To assess the efficacy of an intervention in which patient navigators (PNs) educate families on human papillomavirus (HPV) vaccination and give tailored reminders for follow-up in a clinic environment. Demographic data, visit type, preferred contact mode, completion rates and correlations, and missed appointments were all examined. Furthermore, qualitative interviews with 21 providers and PNs were conducted to examine their impressions of the programme. Out of 2,162 patients approached, 1,391 were identified as unvaccinated or partly vaccinated previous starting; among the unvaccinated, 930 got the first dose after being advised by the PN, either immediately or during a follow-up visit shortly after. Between 2/1/2015 and 8/31/2016, 93 percent of those contacted completed the series by 8/31/2017. There were no gender or race/ethnicity disparities in series completion among initiators, although older patients were less likely to finish than 11–12 year olds. 85 percent of the 688 patients identified as prior starters completed the series through the programme. According on qualitative interviews, clinicians believed the initiative addressed key obstacles to HPV vaccination.

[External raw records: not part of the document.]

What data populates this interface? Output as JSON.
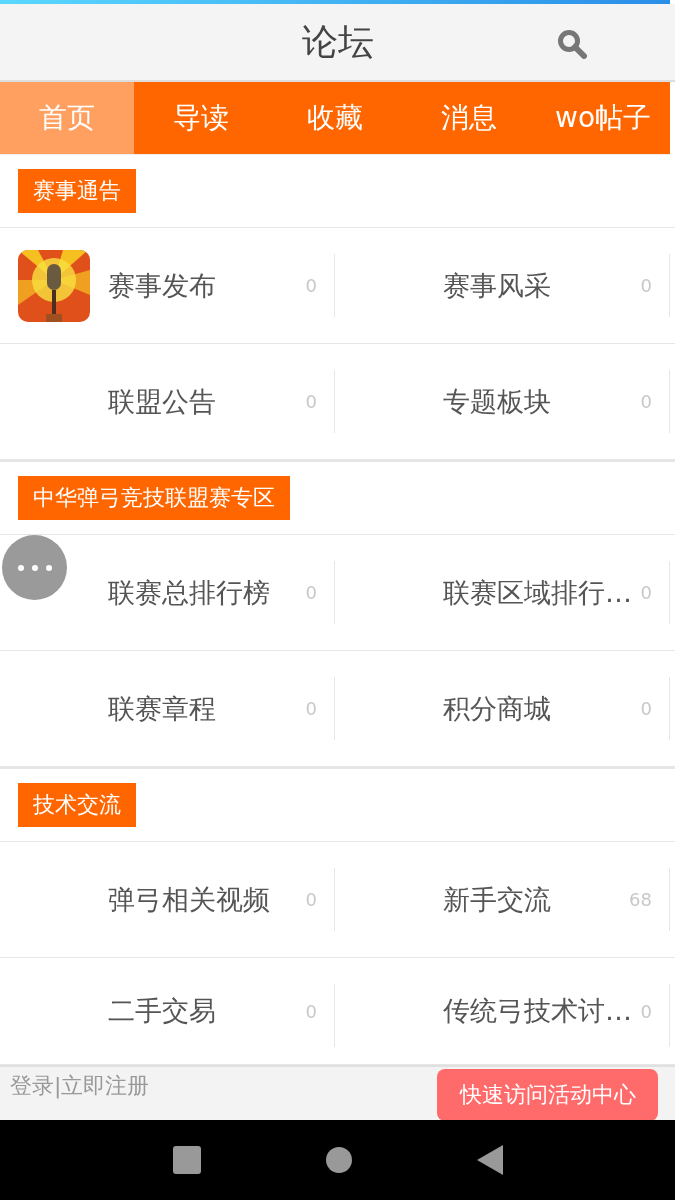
{
  "header": {
    "title": "论坛"
  },
  "tabs": [
    {
      "label": "首页",
      "selected": true
    },
    {
      "label": "导读",
      "selected": false
    },
    {
      "label": "收藏",
      "selected": false
    },
    {
      "label": "消息",
      "selected": false
    },
    {
      "label": "wo帖子",
      "selected": false
    }
  ],
  "sections": [
    {
      "title": "赛事通告",
      "boards": [
        {
          "name": "赛事发布",
          "count": "0",
          "kind": "picture"
        },
        {
          "name": "赛事风采",
          "count": "0"
        },
        {
          "name": "联盟公告",
          "count": "0"
        },
        {
          "name": "专题板块",
          "count": "0"
        }
      ]
    },
    {
      "title": "中华弹弓竞技联盟赛专区",
      "boards": [
        {
          "name": "联赛总排行榜",
          "count": "0"
        },
        {
          "name": "联赛区域排行…",
          "count": "0"
        },
        {
          "name": "联赛章程",
          "count": "0"
        },
        {
          "name": "积分商城",
          "count": "0"
        }
      ]
    },
    {
      "title": "技术交流",
      "boards": [
        {
          "name": "弹弓相关视频",
          "count": "0"
        },
        {
          "name": "新手交流",
          "count": "68"
        },
        {
          "name": "二手交易",
          "count": "0"
        },
        {
          "name": "传统弓技术讨…",
          "count": "0"
        }
      ]
    }
  ],
  "footer": {
    "login": "登录|立即注册",
    "activity_button": "快速访问活动中心"
  }
}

At Texas paediatric clinics, using PNs significantly boosted HPV vaccine series completion among boys and girls with historically poor HPV immunisation rates. Clinic clinicians believed that this programme addressed many of the hurdles they had noticed previous to the program’s introduction. This strategy has the potential to significantly increase HPV vaccination series completion rates in the United States.